DATASET Start Marker
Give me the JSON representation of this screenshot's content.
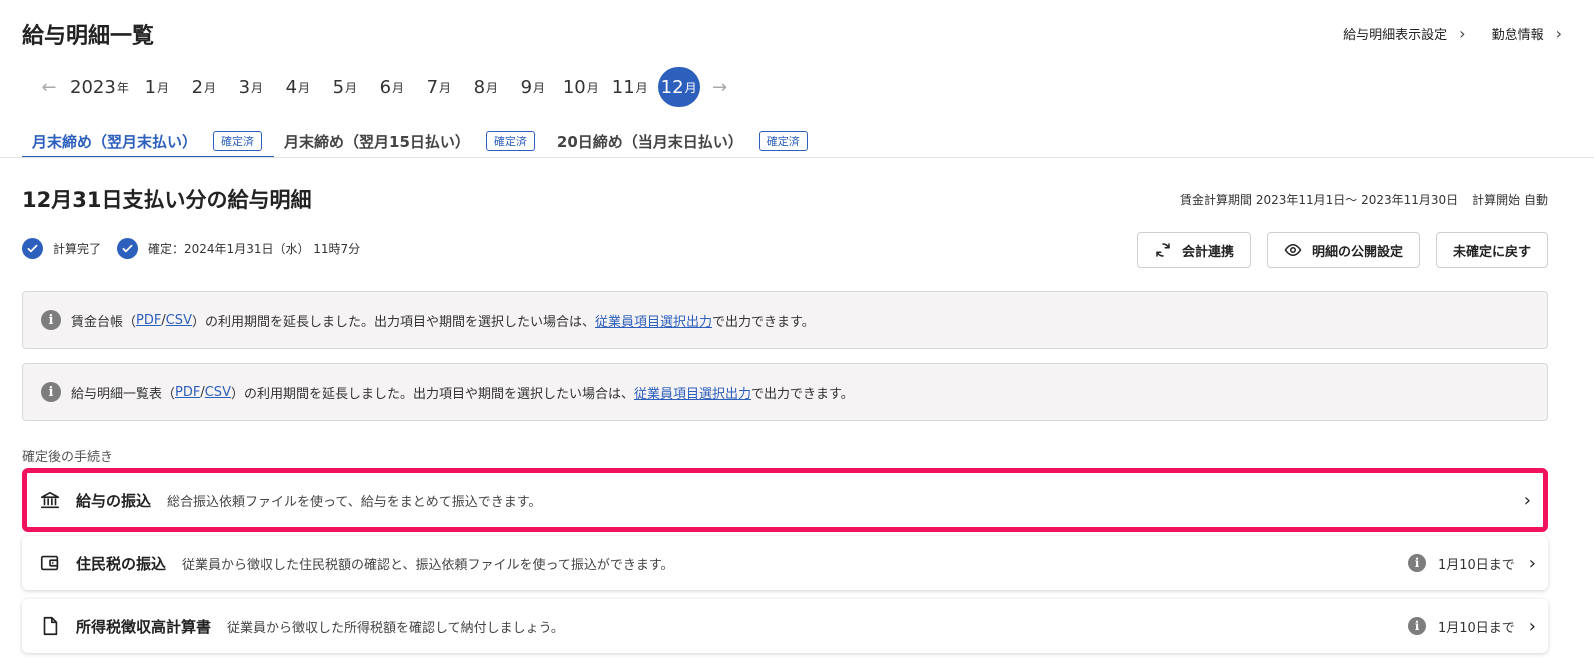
{
  "header": {
    "title": "給与明細一覧",
    "links": [
      {
        "label": "給与明細表示設定"
      },
      {
        "label": "勤怠情報"
      }
    ]
  },
  "month_nav": {
    "year": "2023",
    "year_unit": "年",
    "month_unit": "月",
    "months": [
      "1",
      "2",
      "3",
      "4",
      "5",
      "6",
      "7",
      "8",
      "9",
      "10",
      "11",
      "12"
    ],
    "selected": "12"
  },
  "tabs": [
    {
      "label": "月末締め（翌月末払い）",
      "badge": "確定済",
      "active": true
    },
    {
      "label": "月末締め（翌月15日払い）",
      "badge": "確定済",
      "active": false
    },
    {
      "label": "20日締め（当月末日払い）",
      "badge": "確定済",
      "active": false
    }
  ],
  "section": {
    "title": "12月31日支払い分の給与明細",
    "period": "賃金計算期間 2023年11月1日～ 2023年11月30日",
    "calc_start": "計算開始 自動"
  },
  "status": {
    "calc_done": "計算完了",
    "confirmed": "確定：2024年1月31日（水） 11時7分"
  },
  "actions": {
    "accounting": "会計連携",
    "publish": "明細の公開設定",
    "revert": "未確定に戻す"
  },
  "notices": [
    {
      "pre": "賃金台帳（",
      "pdf": "PDF",
      "sep": "/",
      "csv": "CSV",
      "mid": "）の利用期間を延長しました。出力項目や期間を選択したい場合は、",
      "link": "従業員項目選択出力",
      "post": "で出力できます。"
    },
    {
      "pre": "給与明細一覧表（",
      "pdf": "PDF",
      "sep": "/",
      "csv": "CSV",
      "mid": "）の利用期間を延長しました。出力項目や期間を選択したい場合は、",
      "link": "従業員項目選択出力",
      "post": "で出力できます。"
    }
  ],
  "procedures": {
    "heading": "確定後の手続き",
    "items": [
      {
        "icon": "bank-icon",
        "title": "給与の振込",
        "desc": "総合振込依頼ファイルを使って、給与をまとめて振込できます。",
        "due": ""
      },
      {
        "icon": "wallet-icon",
        "title": "住民税の振込",
        "desc": "従業員から徴収した住民税額の確認と、振込依頼ファイルを使って振込ができます。",
        "due": "1月10日まで"
      },
      {
        "icon": "document-icon",
        "title": "所得税徴収高計算書",
        "desc": "従業員から徴収した所得税額を確認して納付しましょう。",
        "due": "1月10日まで"
      }
    ]
  },
  "colors": {
    "accent": "#2d5fbd",
    "highlight": "#f0125c"
  }
}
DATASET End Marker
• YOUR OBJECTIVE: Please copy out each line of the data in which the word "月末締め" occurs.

• SOLUTION TO THIS PROBLEM:
      "label": "月末締め（翌月末払い）",
      "label": "月末締め（翌月15日払い）",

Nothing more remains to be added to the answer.